In 1971 Mr. Matthews went on to found Lester B. Pearson College in British Columbia.
Terry Guest was appointed Lakefield's next Headmaster and during his tenure the school continued to grow. Ashelworth House and a considerable amount of property surrounding the school were purchased, extending the campus considerably.
In 1977 Prince Andrew attended the school, starting a long lasting relationship that continues to this day.
In 1985, Head of School David Hadden assumed leadership of the school.
Many significant changes took place during his tenure including the 1989 decision for the school to become co-educational in response to changing times, and enrollment and financial pressures.
The school's competitive academic program integrated the use of technology into the curriculum. Additional construction projects, including a new library, music and art building, three residences, a Chapel, academic building, newly renovated theatre, tennis courts, and outdoor rink, greatly changed the campus landscape.
In October 2007, the LCS community celebrated the gift of Northcote Campus, a historically-significant, 160 acre addition to the school's property. During David Hadden's twenty-third and last year as Head of School, the construction of Hadden Hall and the Paul and Hélène Desmarais Family Outdoor Education Wing were underway.
David Thompson was The Grove’s eighth Head of School from 2008-2010. During his time at The Grove, students enjoyed for the first time ever, the newly constructed state-of-the-art LEED Gold recreation centre, Hadden Hall, the McEwen Gymnasium and the Paul and Helene Desmarais Family Outdoor Education Wing. As well LCS witnessed the opening of its eleventh student residence, Cooper House.
From the fall of 2010 until the spring of 2012, Sarah McMahon led The Grove community providing steadfast leadership as the school's first female Interim Head of School.
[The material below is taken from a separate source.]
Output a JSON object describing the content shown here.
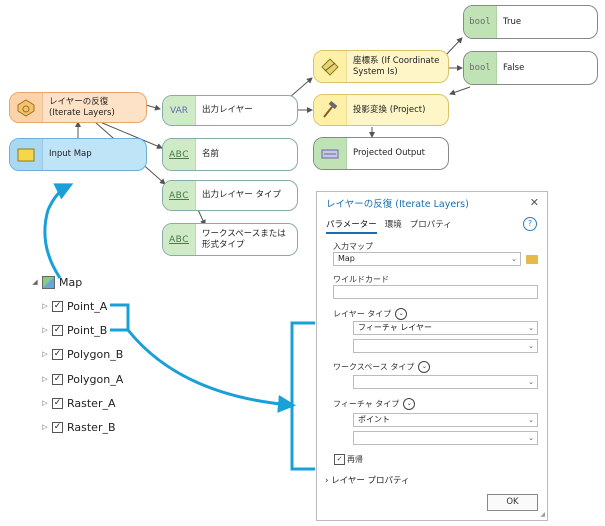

And in March 2012, LCS was pleased to welcome Struan Robertson as its new Head of School. Since that time, the school has launched its latest strategic plan, Our Way | More Intentionally Lakefield and has opened its twelfth residence, Uplands House.
More than 130 years since its opening, the school motto, mens sana in corpore sano—a sound mind in a sound body—remains central to the way the school operates today.
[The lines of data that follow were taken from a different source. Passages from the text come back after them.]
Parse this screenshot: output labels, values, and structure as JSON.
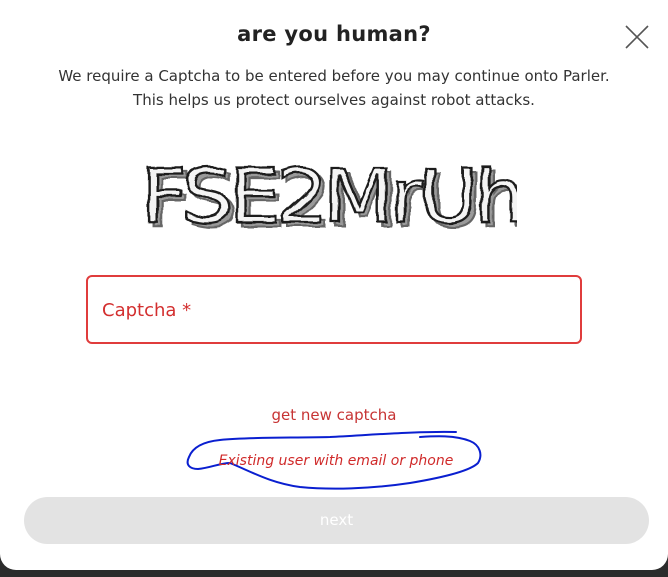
{
  "dialog": {
    "title": "are you human?",
    "description_line1": "We require a Captcha to be entered before you may continue onto Parler.",
    "description_line2": "This helps us protect ourselves against robot attacks.",
    "close_icon": "close-icon"
  },
  "captcha": {
    "image_text": "FSE2MrUh",
    "field_label": "Captcha *",
    "field_value": ""
  },
  "links": {
    "new_captcha": "get new captcha",
    "existing_user": "Existing user with email or phone"
  },
  "actions": {
    "next_label": "next"
  },
  "colors": {
    "accent_red": "#e03c3c",
    "link_red": "#c73434",
    "annotation_blue": "#0a1fd0",
    "disabled_button": "#e3e3e3"
  }
}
During her two years at Lakefield College School, Allie Binnie '93 was recognized as a gifted athlete, a champion debater, an accomplished actress, and an outstanding student. Upon graduation, she received a prestigious scholarship from the University of Toronto where she completed her four-year undergraduate degree in the Department of Immunology specialist program. After becoming a Rhodes Scholar in 1997, she completed a Ph.D. in Molecular Biology.
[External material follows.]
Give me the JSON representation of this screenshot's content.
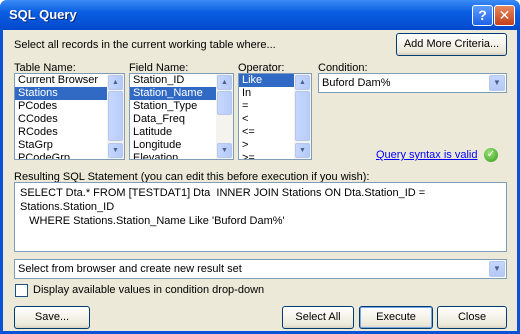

An energetic leader, Hélène made tremendous contributions to The Grove in academics, sports, co-curricular activities, and through community service. She pursued the sciences at the University of King’s College and Dalhousie, completing her bachelor’s degree in Psychology at the University of Prince Edward Island. With her 1999 Rhodes Scholarship, Hélène completed her doctoral degree in Experimental Psychology.
Student trustee, competitive Nordic skier, documentary filmmaker, and community activist, Erin filled the halls of The Grove with her energy and enthusiasm. She continued on to McGill University to complete an honours degree in international development studies and medical anthropology. Upon receiving the prestigious Rhodes Scholarship in 2005, Erin pursued a Masters of Science in Nature, Society, and Environmental Policy.
Kim spent five years at Lakefield College School distinguishing herself as a top scholar, keen athlete, and committed community volunteer. She completed her undergraduate career at Dalhousie University with an honours degree in microbiology/immunology and mathematics, and received the University Medal for the highest academic standing in her major. After applying her Rhodes Scholarship in 2006 towards the Global Health Sciences Masters Program, Kim attended medical school at McMaster University.